And then there was an even smaller handful of blogs written by women who had gone through the process and decided to document it in all its detail. What to Expect When You’re Aborting was written with humor, and gave a lot of useful information (like her Abortion Recovery Kit, complete with: “First you’ll need a crucifix and crushing sense of shame — OMG JJJJJJ FUCKING KAAAY.”) But at times, I couldn’t relate to her glibness (I, for example, did not think of what was growing inside of me as a “womb squid,” and I didn’t think of the pregnancy as a “son of a bitch.” A large part of me really wanted the baby). Then there was I’m Really Having An Abortion? which focused a lot more on the emotional aftermath of the blogger’s abortion, but after a while it began to read like a soap opera (I love my husband, but I can’t stop screwing my boyfriend, what should I do?), and once again I found myself unable to relate.

Don’t get me wrong, these bloggers and others like them were the internet’s saving grace, and I am grateful for these strong women for sharing their experiences. I think there should be more voices like theirs, voices that speak of experience and truth and humor and heartbreak without spewing rhetoric one way or another.
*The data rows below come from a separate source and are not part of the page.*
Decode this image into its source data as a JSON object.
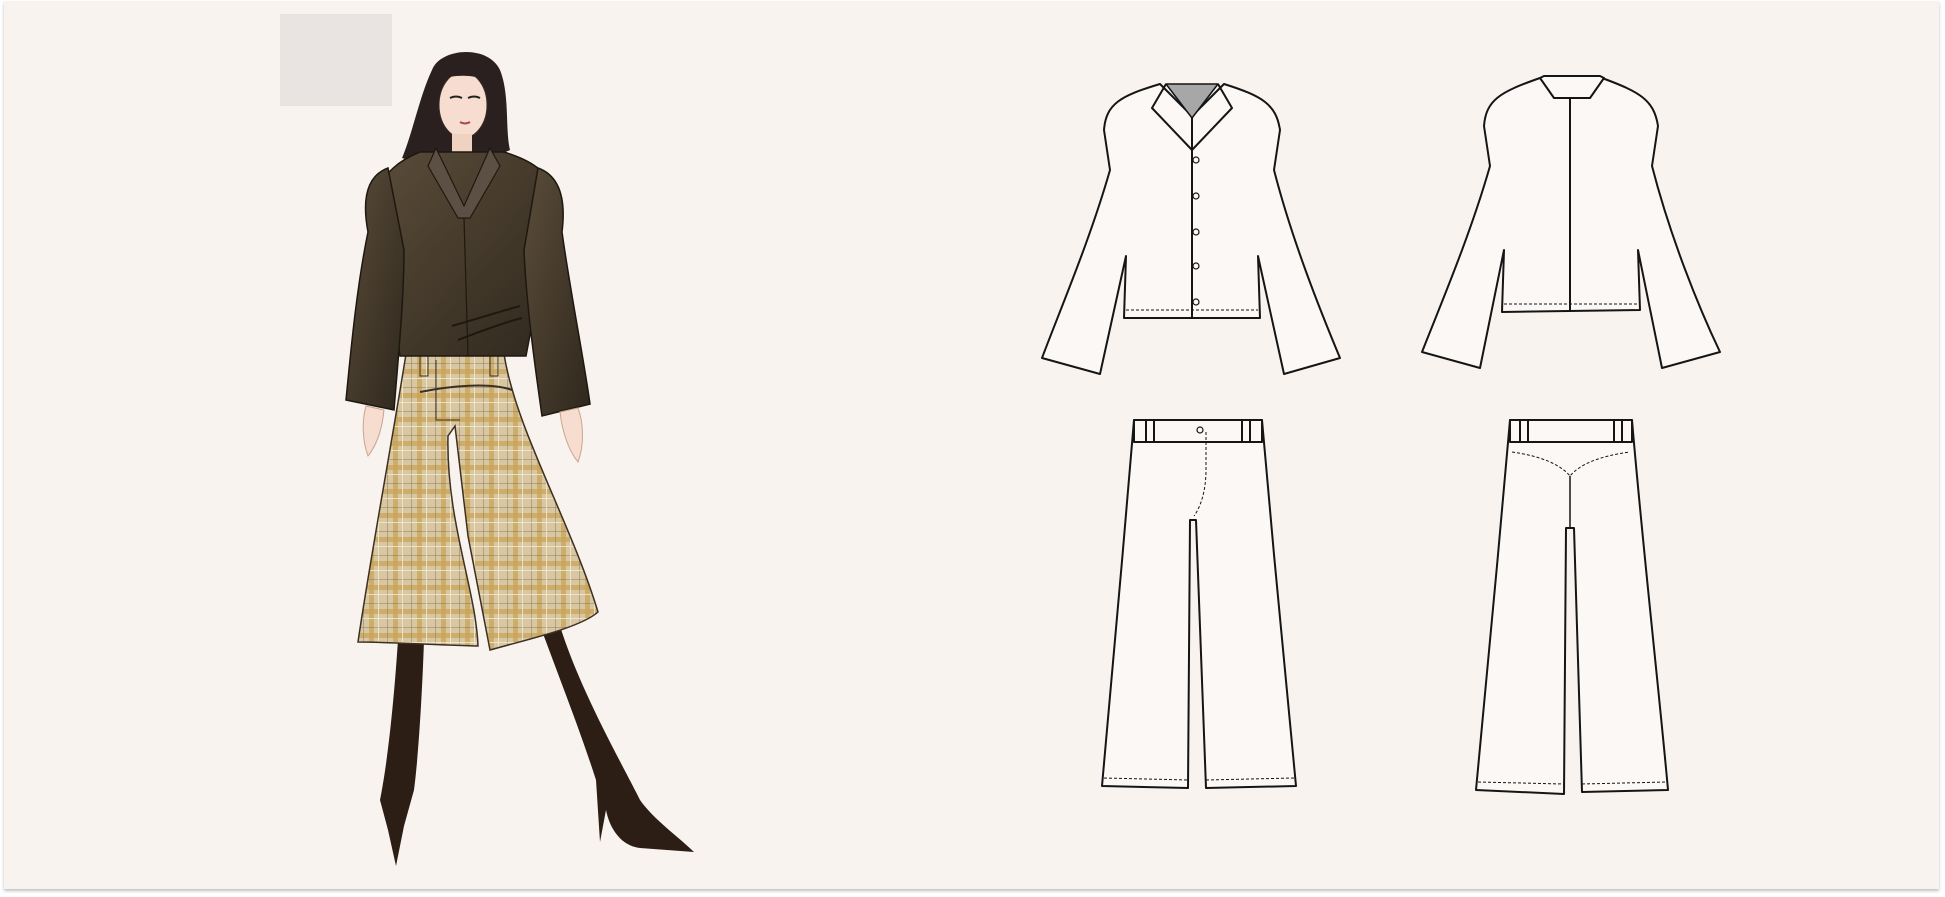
{
  "board": {
    "background": "#f8f3ef",
    "swatch_color": "#e9e3e1"
  },
  "illustration": {
    "jacket_color": "#463b2c",
    "plaid_base": "#d6c29a",
    "plaid_line": "#c49c45",
    "stocking_color": "#2c1e14",
    "hair_color": "#2a2020",
    "skin_color": "#f6ddcf"
  },
  "flats": {
    "line_color": "#151515",
    "fill": "#fbf8f5",
    "views": [
      "shirt-front",
      "shirt-back",
      "trousers-front",
      "trousers-back"
    ]
  }
}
And that is why I’ve decided to add my voice to theirs.

So, today, I will leave you with this: Reject the stigma. It’s a difficult thing to do (or not do), but abortion is no reason for shame. I had mine just yesterday. And I know that crippling feeling of shame that you might be suffering from. It is creeping into me as I pause between paragraphs, but I am fighting it off. As should you.

When thinking of an anonymous username for this blog, I went to thesaurus.com and searched for “abortion.” Dumb idea. Here’s what I found at the bottom of the page:

Main Entry: failure
Part of Speech: noun
Definition: lack of success
Synonyms: abortion , bankruptcy, bomb, botch, breakdown, bungle, bust, checkmate, collapse, decay, decline, defeat, deficiency, deficit, deterioration, downfall, failing, false step, faux pas, fiasco, flash in the pan, flop, frustration, implosion, inadequacy, lead balloon, lemon, loser, loss, mess, misadventure, miscarriage, misstep, nonperformance, nonsuccess, overthrow, rout, rupture, sinking ship, stalemate, stoppage, total loss, turkey, washout, wreck
Antonyms: accomplishment, achievement, attainment, earnings, gain, merit, success, win

Screw you, thesaurus.com. Way to boost my spirits the day after I had my uterus vacuumed out. But wait… they also listed “terminate” as a synonym for “abort.” At first, this did not help me, since I was still sobbing about the potential future I had terminated before it even had a chance to exist. But then, I told myself that it was up to me to shape the way I thought and felt about my decision. And so I pictured myself, Schwarzenegger-style, wearing dark glasses, wielding my massive biceps (I don’t have those, but once the no-exercise-for-two-weeks-after-surgery ban is lifted, look out!), daring, just daring anyone to mess with me. I did not kill, murder, or terminate a life, but I’ll be damned if I don’t terminate this sense of shame that society is putting on me for making the right decision. And so, even though I am grieving today, and will grieve for a long time still, I will remind myself of that image as often as I need to, so that I can be strong enough to face the condemning voices around me (and those within me).

P.S. I thought Terminator was a horrible movie that only got worse with every sequel. Perhaps tomorrow I will come up with a better image to help me through these tough times.